Robin and I attend several “conferences” each year on different subjects. One of my favorites, and I think Robin’s too, is the Year of Idaho Food and in this case, the Fettuccine Forum. The bottom line of tonight’s program is to eat local; buy local; support the local farmers. All of the speakers on the program, invited the audience to Think Local. They reminded everyone that we do indeed have space for our own garden. Yes, even in an apartment. There are a variety of containers that can be used to plant tomatoes, carrots, herbs or a host of other vegetables. We were encouraged to use our imagination.
For instance. Robin and I have utilized for the past 3 years that small space between or fence on an alley and the black top of the alley. We have installed raised beds and grow a variety of herbs and tomatoes along with roses and quince. And for the past 27 years, we have herbs planted in the space between the sidewalk and the street – rosemary, several types of thyme, sage, oregano, mint. And we are totally aware that the city can come and “reclaim” their right-of-way. So far, all we have had are compliments. And the idea has spread. There are at least a dozen such gardens that have been made in the past 3 years in our neighborhood. It is possible and can be extremely productive. Here are the speakers for tonight’s program and some of the information they presented.

Amy Hutchinson – She proclaimed that Idaho does in fact have “their own” food types beside the Potato, which is one. Think locally made Fry Sauce. When in Idaho, we get this sauce with fries instead of ketchup. If you want ketchup, you must ask for it. Huckleberries are the prize of the mountains and make a wonderful jam or topping for ice cream. Or in pancakes. The Black Tail Watermelon was developed in Northern Idaho to compensate for the short growing season. And finally, she stated that for every 1% of food raised and consumed locally in Idaho, that the state receives $1 million in income. Thank you Any for participating in this event and sharing this information.

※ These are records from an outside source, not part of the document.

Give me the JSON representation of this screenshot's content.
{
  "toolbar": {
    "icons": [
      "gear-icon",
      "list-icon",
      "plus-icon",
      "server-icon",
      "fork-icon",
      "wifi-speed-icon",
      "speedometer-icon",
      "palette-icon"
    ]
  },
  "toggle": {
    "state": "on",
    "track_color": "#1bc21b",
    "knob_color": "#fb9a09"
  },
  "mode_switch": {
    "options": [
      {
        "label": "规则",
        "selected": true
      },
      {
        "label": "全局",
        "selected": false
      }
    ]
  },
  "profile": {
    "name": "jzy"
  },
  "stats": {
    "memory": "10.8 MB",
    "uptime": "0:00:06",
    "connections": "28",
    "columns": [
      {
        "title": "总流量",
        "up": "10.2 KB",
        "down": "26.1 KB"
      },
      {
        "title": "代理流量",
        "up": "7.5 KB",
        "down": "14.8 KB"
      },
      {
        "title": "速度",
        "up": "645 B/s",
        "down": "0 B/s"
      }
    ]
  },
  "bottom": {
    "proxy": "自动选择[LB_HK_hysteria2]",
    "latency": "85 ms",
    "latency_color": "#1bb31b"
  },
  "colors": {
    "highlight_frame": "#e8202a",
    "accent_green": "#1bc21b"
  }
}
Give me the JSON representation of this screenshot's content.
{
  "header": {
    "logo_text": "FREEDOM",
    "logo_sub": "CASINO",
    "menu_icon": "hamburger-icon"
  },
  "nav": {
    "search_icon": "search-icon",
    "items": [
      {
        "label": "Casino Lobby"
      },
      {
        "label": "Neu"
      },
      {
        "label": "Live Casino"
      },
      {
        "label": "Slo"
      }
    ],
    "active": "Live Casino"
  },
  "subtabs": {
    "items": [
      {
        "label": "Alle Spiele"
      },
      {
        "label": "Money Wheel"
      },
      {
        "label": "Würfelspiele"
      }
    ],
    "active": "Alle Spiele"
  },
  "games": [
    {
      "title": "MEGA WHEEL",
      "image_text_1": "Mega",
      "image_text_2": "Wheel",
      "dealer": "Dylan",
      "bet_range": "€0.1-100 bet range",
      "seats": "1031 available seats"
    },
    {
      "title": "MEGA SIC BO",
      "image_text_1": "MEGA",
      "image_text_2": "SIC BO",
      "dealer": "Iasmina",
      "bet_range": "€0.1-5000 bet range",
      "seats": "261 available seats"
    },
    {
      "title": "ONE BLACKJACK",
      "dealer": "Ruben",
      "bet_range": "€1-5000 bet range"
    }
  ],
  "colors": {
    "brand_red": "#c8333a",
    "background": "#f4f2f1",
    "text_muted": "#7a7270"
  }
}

This is the poster for this years event. It looks almost like the Sun Valley Sun. The vegetables pictured here are all grown or produced here in Idaho.

Guy Hand – Local NPR celebrity, writer and producer. He stated that Idaho has a growing industry in brewers and vineyards. We produce caviar here, too! The Common Thread between the people of Idaho must be Active Participation in eating and supporting local farmers – large or small. The Palouse valley in Northern Idaho shipped 80% of it’s wheat production to Asia. And as a note, try to find locally ground Idaho wheat for baking in this area. Extremely hard to locate. And that is part of the economic problem. And Guy re-stated to have the “neighborhood type gardens.” The small, but very productive, “Victory Gardens”, if you remember those. I do.

Guy pointed out that there are places within Idaho that have the type of heirloom apples, as pictured here, growing “wild” along sections of the Snake River. He tried some and said they were really good.

And did you know that there is a citrus crop grown here in the Gem State? They may be in a hot house setting, but it is still productive. guy took this photograph of one such “orchard”. He said that when he entered the greenhouse, that the wonderfully sweet and pungent citrus aroma engulfed his senses. Thank you too, Guy, for and informative talk and for these photographs.

Janie Burns – Owner of the Meadow Lark Farms in Idaho and a Buy Local – Eat Local advocate. Her main premise tonight was to get “… more people to think about the foods they eat.” She stated that food is directly related to health and most healthcare facilitators connect food with health. In Ada county – the county Boise is in –  and in Canyon county – the neighboring county to Ada, we spend $113 million a year on obesity problems. Now that’s a serious problem for Idaho. However, the Planning Council has finally realized that agricultural lands are an asset to housing and commercial developments and not a detriment! She further stated that there are school districts that are now turning away from the heavily fried and starchy foods in cafeterias to serving only locally produced foods to the tune of $1 million a year. So the challenge that she posed, and gave suggestions for the answer was, “Do Some of These: Grow something; Learn to cook at home – whole foods, not processed foods, and use the left-overs – Ask ‘Is it local’ when purchasing foods and eating out. And the most important thing she says is to say, “Thank you for having local products” in both stores and in restaurants. Thank you Janie and all of the presenters for this informative forum.

Here are some of the foods that you should be eating daily. All of these can be bought locally in Idaho.

At the end of the “talks”, the floor was opened for questions. Here Guy and Amy converse with the floor. Guy is in deep thought. Janie moderated this secession of the program.

The Fettuccine Plate. There was also Pizza Swirls and Chocolate Cup Cakes. Beer and wine were also served. These were all produced locally!

This was a great evening with some great information and ideas. I know Robin and I really do try to Think and Buy and Eat Local. We hope you do too. It only takes a little effort and the results are huge and extremely satisfying. Come look at our Alley Garden sometime this spring. The photo here is but a small portion of the alley garden. Cheers!